Bonding is another essential aspect of preventing sugar glider biting. Bonding involves spending time with your sugar glider and establishing a close relationship based on trust and affection. Bonding can help your sugar glider become more comfortable and secure around you, which can reduce the risk of biting.
To bond with your sugar glider, you should spend time with it every day. You can hold it on your lap, play with it, or simply sit near its cage and talk to it. You should also offer treats and rewards to reinforce positive behavior, such as coming to you when called or climbing onto your hand.
Training can also help prevent sugar glider biting by teaching your pet what is appropriate and what isn’t. This can also help your sugar glider become more obedient and responsive to your commands, which can reduce the risk of biting.
To train your sugar glider, you can use positive reinforcement techniques such as clicker training or reward-based training. You should also start with simple commands, such as coming to you when called or sitting on your hand, and gradually increase the difficulty. You should also be patient and consistent and avoid punishment or negative reinforcement.
How to Manage Sugar Glider Biting
Managing sugar glider biting requires handling techniques, positive reinforcement, and distraction. Here are some practical tips to help you manage sugar glider biting.
Handling techniques can help you manage sugar glider biting by reducing the risk of injury and preventing fear-based biting. When handling your sugar glider, you should use a gentle and firm grip and avoid squeezing or restraining it. You should also avoid grabbing your sugar glider by the tail, as this can cause pain and injury.
If your sugar glider starts to bite, you should remain calm and avoid jerking your hand or pulling away. Instead, you should gently blow on your sugar glider’s face or offer a distraction, such as a toy or treat. You should also avoid punishing or scolding your sugar glider, as this can make the behavior worse.
Positive reinforcement can also help you manage sugar glider biting by reinforcing positive behavior and reducing the risk of aggressive or fear-based biting. So, this involves rewarding your sugar glider for good behavior, such as coming to you when called or sitting on your hand.
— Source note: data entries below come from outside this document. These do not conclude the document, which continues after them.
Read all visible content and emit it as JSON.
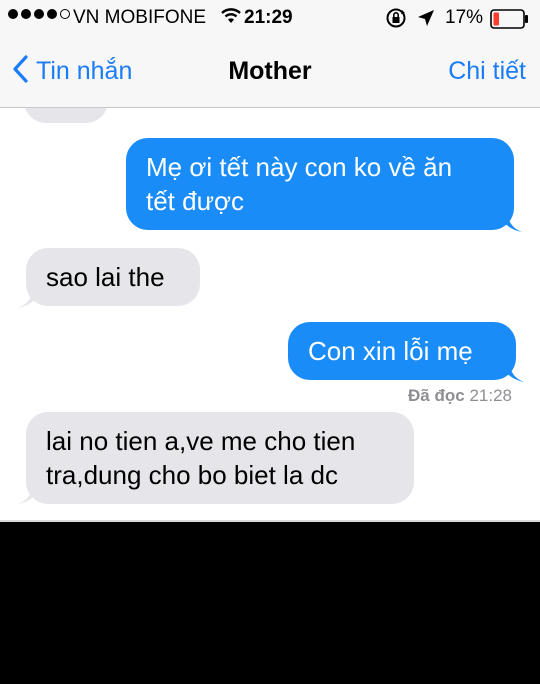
{
  "status_bar": {
    "carrier": "VN MOBIFONE",
    "time": "21:29",
    "battery": "17%"
  },
  "nav": {
    "back_label": "Tin nhắn",
    "title": "Mother",
    "details_label": "Chi tiết"
  },
  "messages": [
    {
      "direction": "sent",
      "text": "Mẹ ơi tết này con ko về ăn tết được",
      "line1": "Mẹ ơi tết này con ko về ăn",
      "line2": "tết được"
    },
    {
      "direction": "received",
      "text": "sao lai the"
    },
    {
      "direction": "sent",
      "text": "Con xin lỗi mẹ"
    },
    {
      "direction": "received",
      "text": "lai no tien a,ve me cho tien tra,dung cho bo biet la dc",
      "line1": "lai no tien a,ve me cho tien",
      "line2": "tra,dung cho bo biet la dc"
    }
  ],
  "read_receipt": {
    "label": "Đã đọc",
    "time": "21:28"
  },
  "colors": {
    "sent_bubble": "#1a8cf7",
    "received_bubble": "#e5e5ea",
    "accent": "#1a7cf6"
  },
  "icons": [
    "signal-dots-icon",
    "wifi-icon",
    "rotation-lock-icon",
    "location-arrow-icon",
    "battery-icon",
    "chevron-left-icon"
  ]
}
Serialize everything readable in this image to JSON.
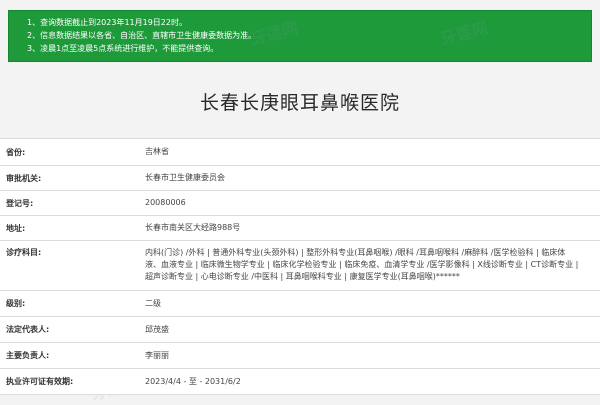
{
  "notice": {
    "lines": [
      "1、查询数据截止到2023年11月19日22时。",
      "2、信息数据结果以各省、自治区、直辖市卫生健康委数据为准。",
      "3、凌晨1点至凌晨5点系统进行维护，不能提供查询。"
    ]
  },
  "title": "长春长庚眼耳鼻喉医院",
  "watermark": "牙莲网",
  "rows": [
    {
      "label": "省份:",
      "value": "吉林省"
    },
    {
      "label": "审批机关:",
      "value": "长春市卫生健康委员会"
    },
    {
      "label": "登记号:",
      "value": "20080006"
    },
    {
      "label": "地址:",
      "value": "长春市南关区大经路988号"
    },
    {
      "label": "诊疗科目:",
      "value": "内科(门诊) /外科 | 普通外科专业(头颈外科) | 整形外科专业(耳鼻咽喉) /眼科 /耳鼻咽喉科 /麻醉科 /医学检验科 | 临床体液、血液专业 | 临床微生物学专业 | 临床化学检验专业 | 临床免疫、血清学专业 /医学影像科 | X线诊断专业 | CT诊断专业 | 超声诊断专业 | 心电诊断专业 /中医科 | 耳鼻咽喉科专业 | 康复医学专业(耳鼻咽喉)******"
    },
    {
      "label": "级别:",
      "value": "二级"
    },
    {
      "label": "法定代表人:",
      "value": "邱茂盛"
    },
    {
      "label": "主要负责人:",
      "value": "李丽丽"
    },
    {
      "label": "执业许可证有效期:",
      "value": "2023/4/4 - 至 - 2031/6/2"
    }
  ]
}
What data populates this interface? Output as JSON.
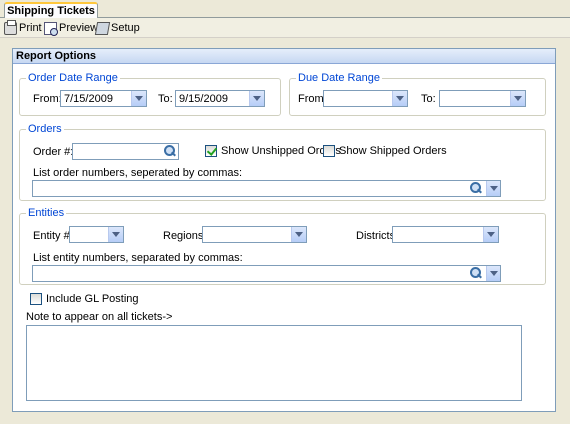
{
  "tab": {
    "label": "Shipping Tickets"
  },
  "toolbar": {
    "print": "Print",
    "preview": "Preview",
    "setup": "Setup"
  },
  "panel": {
    "title": "Report Options"
  },
  "order_date_range": {
    "legend": "Order Date Range",
    "from_label": "From:",
    "from_value": "7/15/2009",
    "to_label": "To:",
    "to_value": "9/15/2009"
  },
  "due_date_range": {
    "legend": "Due Date Range",
    "from_label": "From:",
    "from_value": "",
    "to_label": "To:",
    "to_value": ""
  },
  "orders": {
    "legend": "Orders",
    "order_label": "Order #:",
    "order_value": "",
    "show_unshipped_label": "Show Unshipped Orders",
    "show_unshipped_checked": true,
    "show_shipped_label": "Show Shipped Orders",
    "show_shipped_checked": false,
    "list_label": "List order numbers, seperated by commas:",
    "list_value": ""
  },
  "entities": {
    "legend": "Entities",
    "entity_label": "Entity #:",
    "entity_value": "",
    "regions_label": "Regions:",
    "regions_value": "",
    "districts_label": "Districts:",
    "districts_value": "",
    "list_label": "List entity numbers, separated by commas:",
    "list_value": ""
  },
  "include_gl": {
    "label": "Include GL Posting",
    "checked": false
  },
  "note": {
    "label": "Note to appear on all tickets->",
    "value": ""
  },
  "colors": {
    "legend_text": "#0046d5",
    "border": "#7f9db9",
    "tab_accent": "#ffc83c"
  }
}
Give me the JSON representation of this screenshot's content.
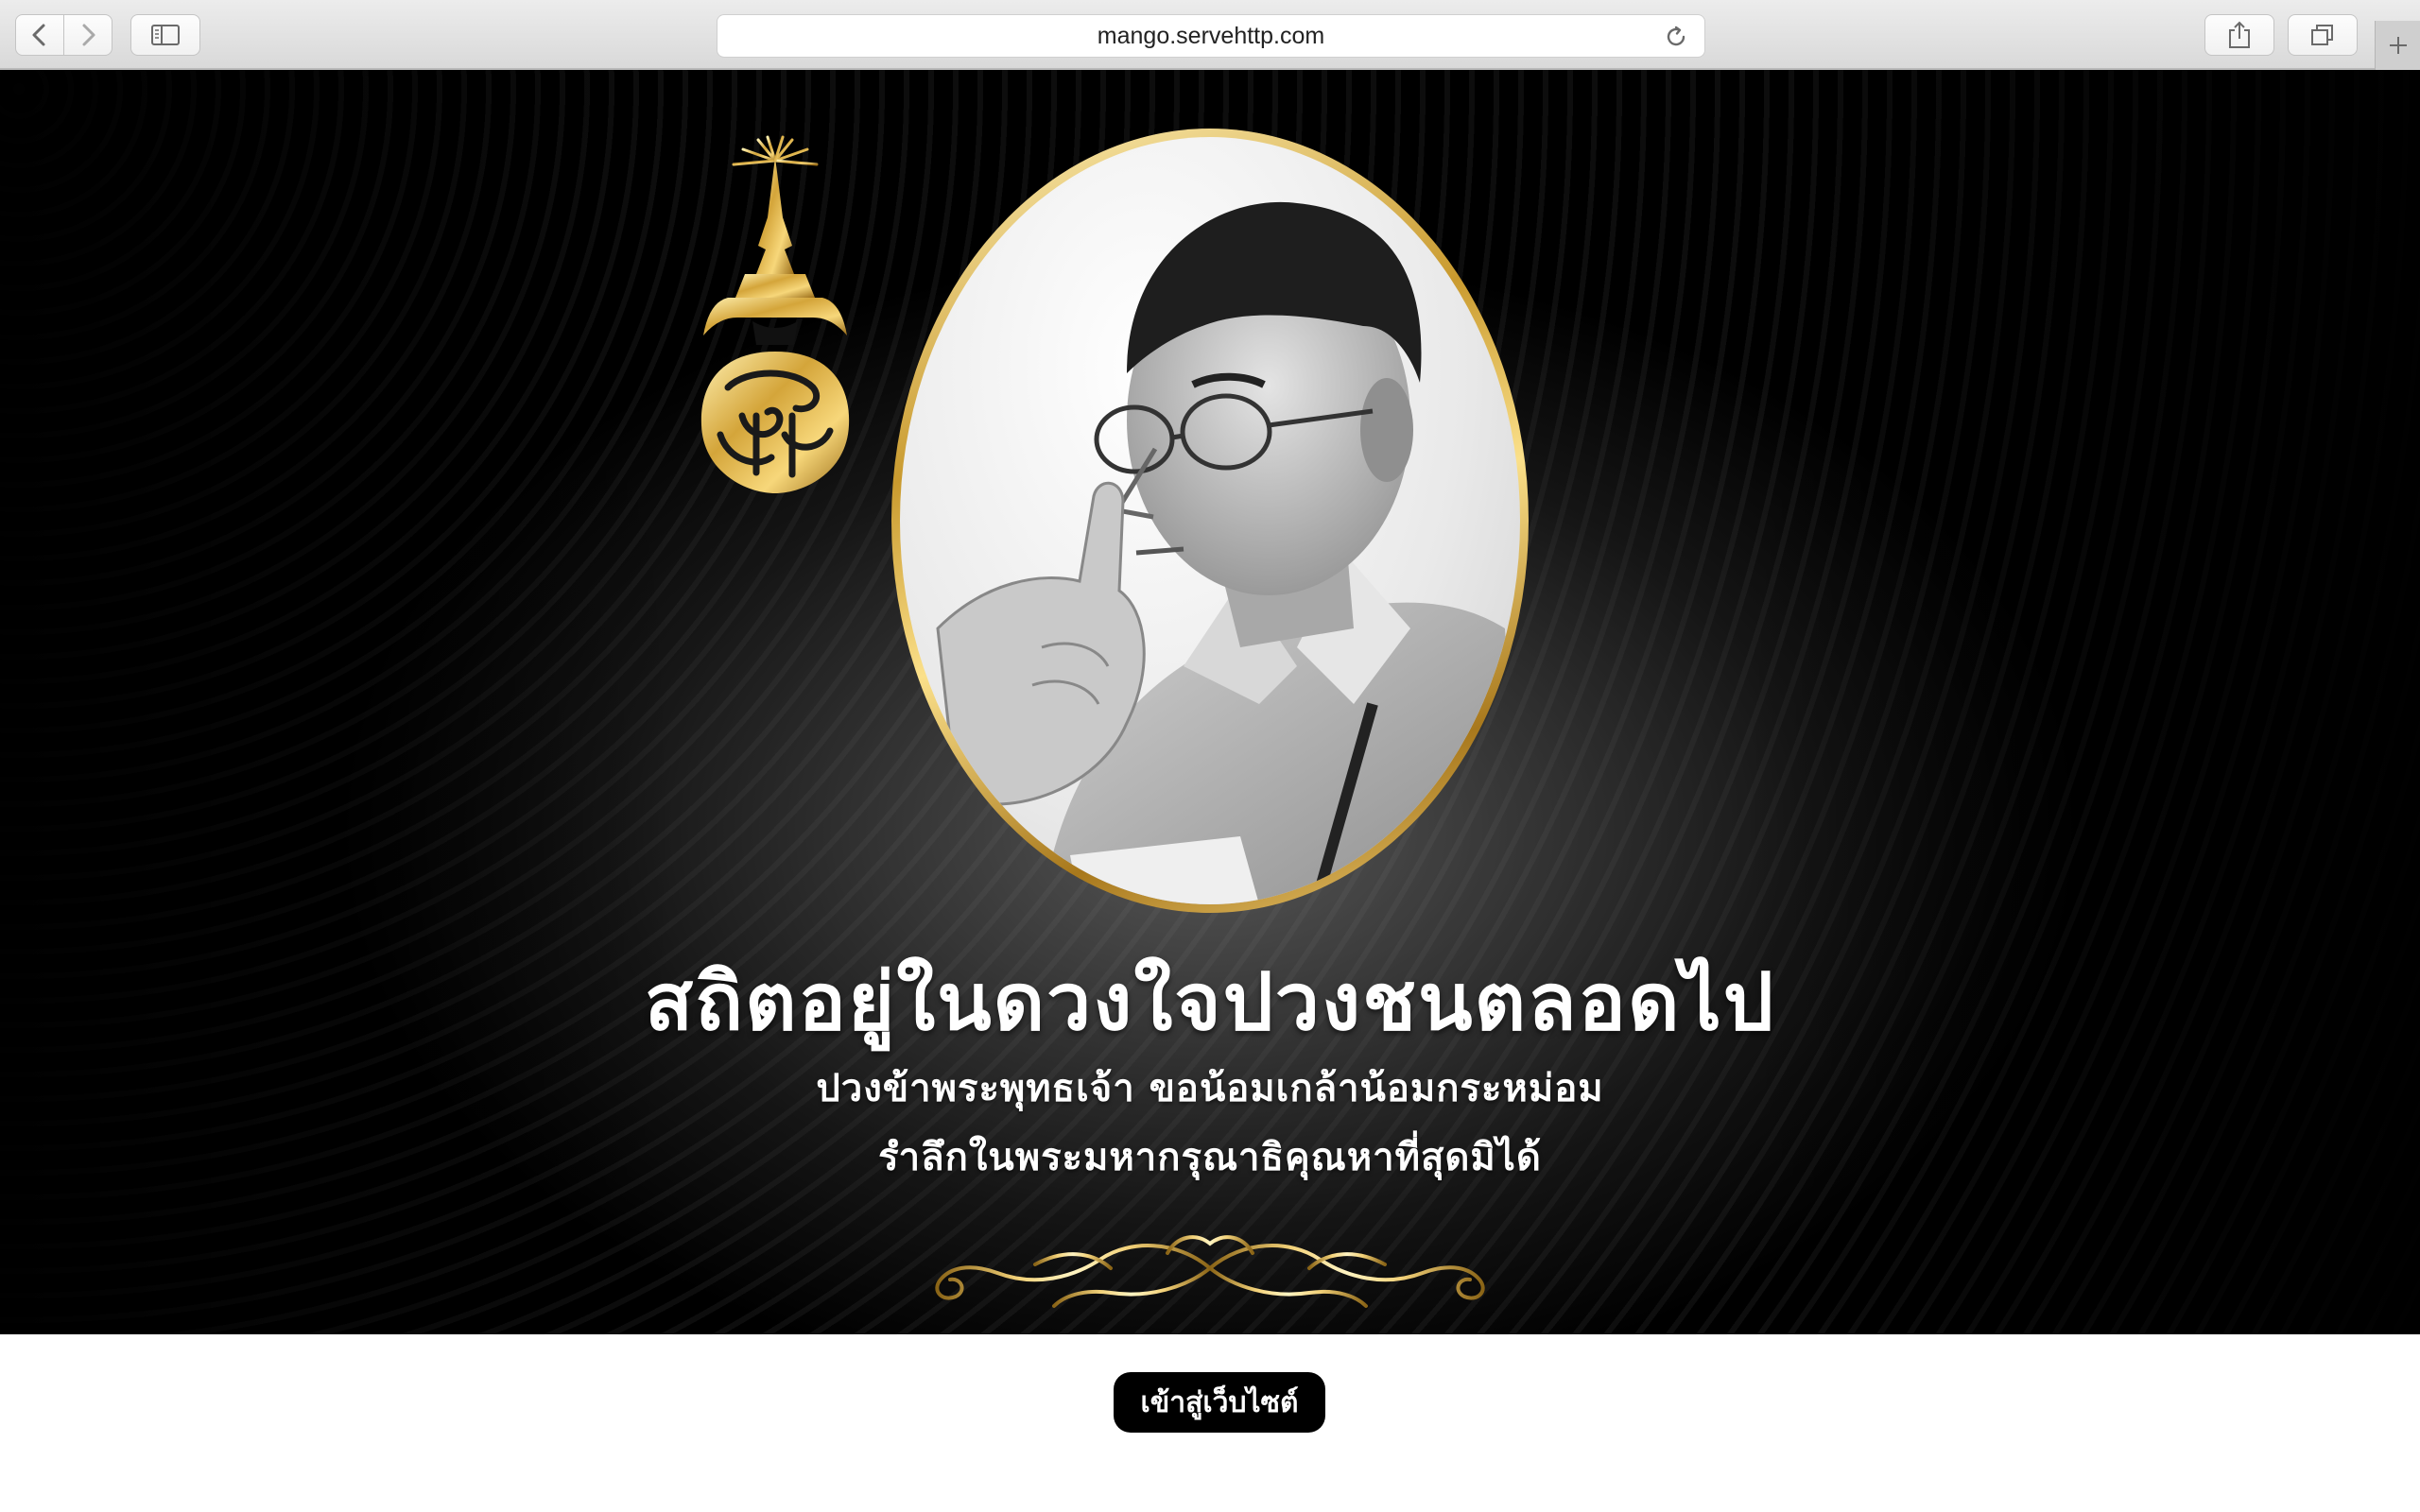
{
  "browser": {
    "url": "mango.servehttp.com",
    "icons": {
      "back": "chevron-left-icon",
      "forward": "chevron-right-icon",
      "sidebar": "sidebar-icon",
      "reload": "reload-icon",
      "share": "share-icon",
      "tabs": "tabs-overview-icon",
      "new_tab": "plus-icon"
    }
  },
  "banner": {
    "headline": "สถิตอยู่ในดวงใจปวงชนตลอดไป",
    "line1": "ปวงข้าพระพุทธเจ้า ขอน้อมเกล้าน้อมกระหม่อม",
    "line2": "รำลึกในพระมหากรุณาธิคุณหาที่สุดมิได้",
    "colors": {
      "gold": "#d4a53a",
      "text": "#ffffff",
      "background": "#000000"
    }
  },
  "enter_button": {
    "label": "เข้าสู่เว็บไซต์"
  }
}
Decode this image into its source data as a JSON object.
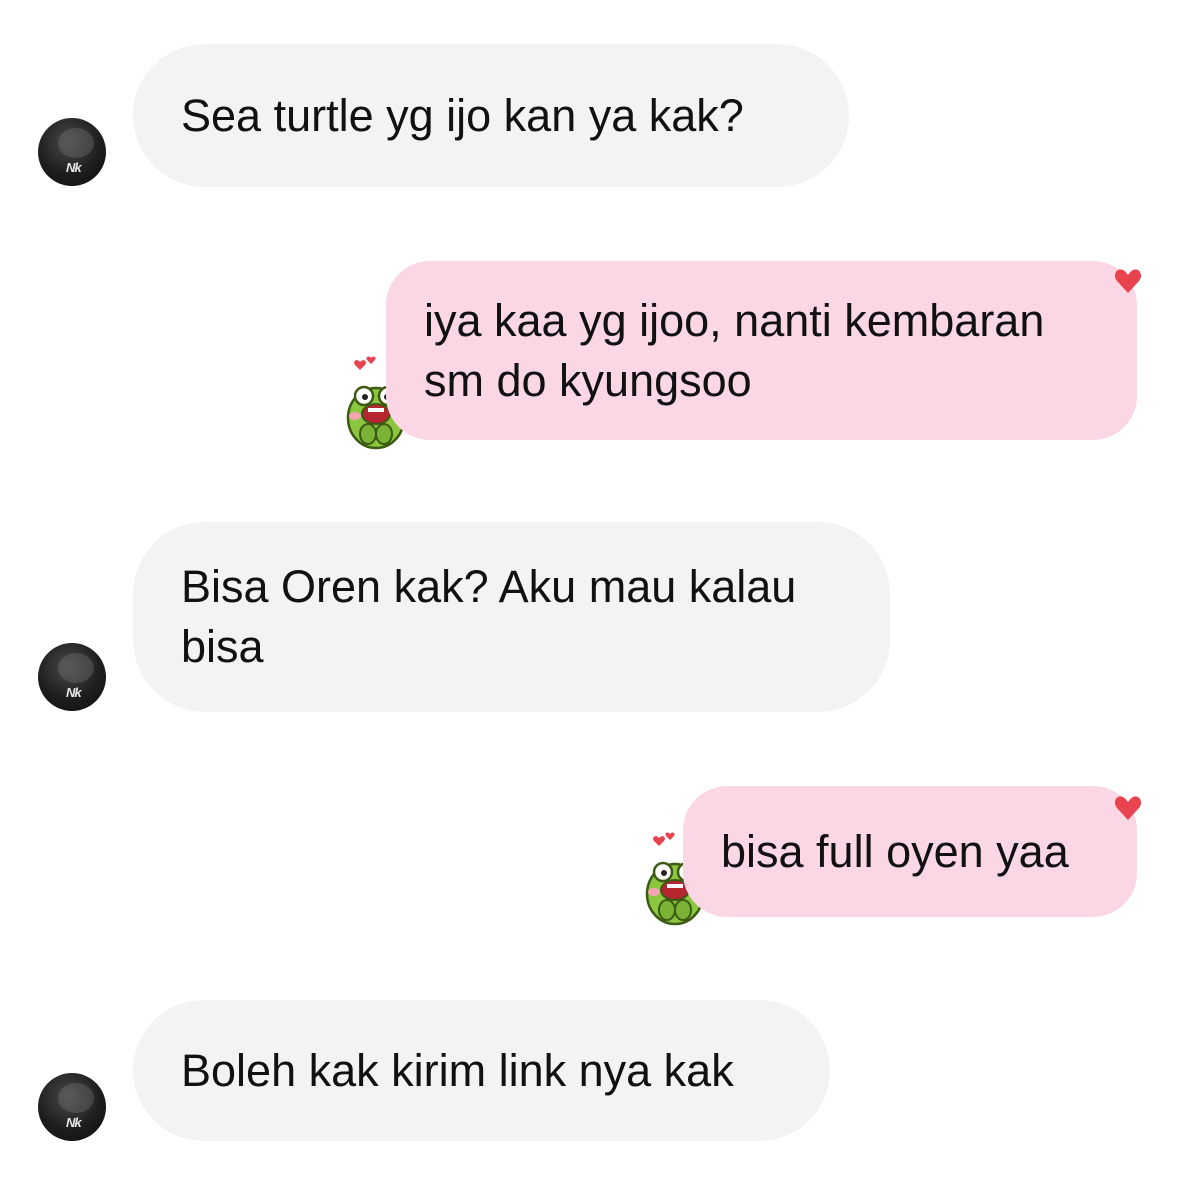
{
  "conversation": {
    "messages": [
      {
        "direction": "incoming",
        "text": "Sea turtle yg ijo kan ya kak?"
      },
      {
        "direction": "outgoing",
        "text": "iya kaa yg ijoo, nanti kembaran\nsm do kyungsoo",
        "reaction": "heart-icon",
        "sticker": "frog-sticker"
      },
      {
        "direction": "incoming",
        "text": "Bisa Oren kak? Aku mau kalau\nbisa"
      },
      {
        "direction": "outgoing",
        "text": "bisa full oyen yaa",
        "reaction": "heart-icon",
        "sticker": "frog-sticker"
      },
      {
        "direction": "incoming",
        "text": "Boleh kak kirim link nya kak"
      }
    ]
  },
  "colors": {
    "incoming_bubble": "#f3f3f3",
    "outgoing_bubble": "#fbd7e6",
    "heart": "#e8434f",
    "text": "#111111"
  }
}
To use positive reinforcement, you should offer treats and rewards immediately after your sugar glider exhibits positive behavior. You should also use a consistent and clear reward system, like a clicker or a verbal cue, to reinforce the behavior. And again, avoid punishing or scolding your sugar glider.
Distraction can also help you manage sugar glider biting by redirecting your pet’s attention and reducing the risk of playful or overstimulated biting. When your sugar glider starts to bite, you should offer a distraction, such as a toy or treat, to redirect its attention.
To use distraction, you should have a variety of toys and treats available for your sugar glider. You should also rotate the toys and treats regularly to keep your sugar glider interested and engaged. You should also avoid using your hands or fingers as toys, as this can encourage biting.
Understanding Sugar Glider Body Language
Understanding sugar glider body language is essential for identifying signs of stress, fear, and aggression. Sugar gliders communicate through a variety of body signals, such as posture, vocalization, and scent marking.
Here are some common signs of sugar glider body language:
Wrapping Things Up
In conclusion, sugar glider biting can be a challenging behavior to manage, but it’s essential to understand that it’s a natural behavior that can stem from various causes. By understanding the underlying causes and implementing practical solutions, you can prevent and manage sugar glider biting and ensure a happy and safe relationship with your furry friend. With patience, training, and consistency, you can enjoy a long and rewarding relationship with your sugar glider.
Featured Image Credit: acr23, Shutterstock